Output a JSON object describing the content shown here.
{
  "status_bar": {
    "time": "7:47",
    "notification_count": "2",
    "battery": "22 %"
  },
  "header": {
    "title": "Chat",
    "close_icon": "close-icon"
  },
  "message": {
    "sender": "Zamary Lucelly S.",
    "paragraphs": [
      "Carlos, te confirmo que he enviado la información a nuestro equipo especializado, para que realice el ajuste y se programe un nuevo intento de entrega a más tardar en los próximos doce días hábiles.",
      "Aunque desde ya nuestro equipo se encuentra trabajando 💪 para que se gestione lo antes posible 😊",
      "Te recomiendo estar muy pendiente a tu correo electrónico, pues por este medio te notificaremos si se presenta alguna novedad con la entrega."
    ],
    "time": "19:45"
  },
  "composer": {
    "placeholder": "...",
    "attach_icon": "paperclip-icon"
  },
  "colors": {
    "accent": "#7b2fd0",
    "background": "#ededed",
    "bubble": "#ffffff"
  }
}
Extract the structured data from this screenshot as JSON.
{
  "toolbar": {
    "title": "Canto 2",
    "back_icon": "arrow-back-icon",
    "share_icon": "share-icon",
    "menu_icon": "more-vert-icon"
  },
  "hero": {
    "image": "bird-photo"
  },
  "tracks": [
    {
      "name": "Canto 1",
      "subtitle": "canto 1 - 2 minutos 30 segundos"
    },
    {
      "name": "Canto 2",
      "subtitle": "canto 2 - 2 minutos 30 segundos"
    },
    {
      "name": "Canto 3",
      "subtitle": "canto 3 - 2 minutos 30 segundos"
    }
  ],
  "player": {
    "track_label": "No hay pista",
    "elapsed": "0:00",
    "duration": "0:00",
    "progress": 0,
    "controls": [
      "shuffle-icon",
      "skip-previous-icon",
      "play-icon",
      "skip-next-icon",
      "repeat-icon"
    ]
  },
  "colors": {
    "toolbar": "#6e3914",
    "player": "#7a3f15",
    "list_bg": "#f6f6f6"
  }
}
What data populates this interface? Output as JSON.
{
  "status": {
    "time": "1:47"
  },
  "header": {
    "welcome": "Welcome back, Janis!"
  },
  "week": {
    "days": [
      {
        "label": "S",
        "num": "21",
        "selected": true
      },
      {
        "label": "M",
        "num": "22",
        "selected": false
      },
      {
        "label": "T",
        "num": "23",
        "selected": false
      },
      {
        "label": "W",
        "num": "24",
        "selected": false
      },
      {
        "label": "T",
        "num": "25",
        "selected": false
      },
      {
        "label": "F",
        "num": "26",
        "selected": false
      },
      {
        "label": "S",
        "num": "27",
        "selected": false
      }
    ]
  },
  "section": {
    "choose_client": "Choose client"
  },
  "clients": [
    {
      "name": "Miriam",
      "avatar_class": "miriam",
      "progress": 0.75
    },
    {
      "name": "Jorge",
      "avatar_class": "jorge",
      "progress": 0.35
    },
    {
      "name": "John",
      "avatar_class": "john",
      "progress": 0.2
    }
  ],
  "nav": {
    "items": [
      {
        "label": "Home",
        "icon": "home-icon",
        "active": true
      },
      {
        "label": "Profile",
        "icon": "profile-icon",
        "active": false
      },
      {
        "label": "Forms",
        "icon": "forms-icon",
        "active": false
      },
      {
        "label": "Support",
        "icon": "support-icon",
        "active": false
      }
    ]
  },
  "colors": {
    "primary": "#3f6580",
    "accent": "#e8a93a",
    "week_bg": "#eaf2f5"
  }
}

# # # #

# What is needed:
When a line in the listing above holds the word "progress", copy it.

# Output for this task:
    "progress": 0,
      "progress": 0.75
      "progress": 0.35
      "progress": 0.2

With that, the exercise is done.